Assignment:
Down to the final line, write out the data below exactly.

Dataset rows for apps and sites
========================================================================

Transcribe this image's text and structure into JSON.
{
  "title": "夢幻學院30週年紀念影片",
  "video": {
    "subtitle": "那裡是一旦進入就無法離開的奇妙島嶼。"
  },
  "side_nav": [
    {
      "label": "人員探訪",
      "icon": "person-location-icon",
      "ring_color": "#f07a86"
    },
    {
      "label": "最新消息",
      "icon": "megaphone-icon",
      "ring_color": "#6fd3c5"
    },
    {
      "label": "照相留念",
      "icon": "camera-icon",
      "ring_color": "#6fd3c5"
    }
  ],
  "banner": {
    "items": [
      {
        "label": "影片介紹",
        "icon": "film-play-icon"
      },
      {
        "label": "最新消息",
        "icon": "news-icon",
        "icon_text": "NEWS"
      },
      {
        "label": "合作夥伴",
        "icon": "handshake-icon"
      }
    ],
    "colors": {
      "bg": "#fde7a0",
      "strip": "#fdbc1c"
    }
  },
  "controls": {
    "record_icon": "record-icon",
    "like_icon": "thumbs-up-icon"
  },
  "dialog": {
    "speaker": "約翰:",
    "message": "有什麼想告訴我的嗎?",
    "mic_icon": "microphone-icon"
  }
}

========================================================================

Written reply:
Transcribe this image's text and structure into JSON.
{
  "title": "夢幻學院30週年紀念影片",
  "video": {
    "subtitle": "那裡是一旦進入就無法離開的奇妙島嶼。"
  },
  "side_nav": [
    {
      "label": "人員探訪",
      "icon": "person-location-icon",
      "ring_color": "#f07a86"
    },
    {
      "label": "最新消息",
      "icon": "megaphone-icon",
      "ring_color": "#6fd3c5"
    },
    {
      "label": "照相留念",
      "icon": "camera-icon",
      "ring_color": "#6fd3c5"
    }
  ],
  "banner": {
    "items": [
      {
        "label": "影片介紹",
        "icon": "film-play-icon"
      },
      {
        "label": "最新消息",
        "icon": "news-icon",
        "icon_text": "NEWS"
      },
      {
        "label": "合作夥伴",
        "icon": "handshake-icon"
      }
    ],
    "colors": {
      "bg": "#fde7a0",
      "strip": "#fdbc1c"
    }
  },
  "controls": {
    "record_icon": "record-icon",
    "like_icon": "thumbs-up-icon"
  },
  "dialog": {
    "speaker": "約翰:",
    "message": "有什麼想告訴我的嗎?",
    "mic_icon": "microphone-icon"
  }
}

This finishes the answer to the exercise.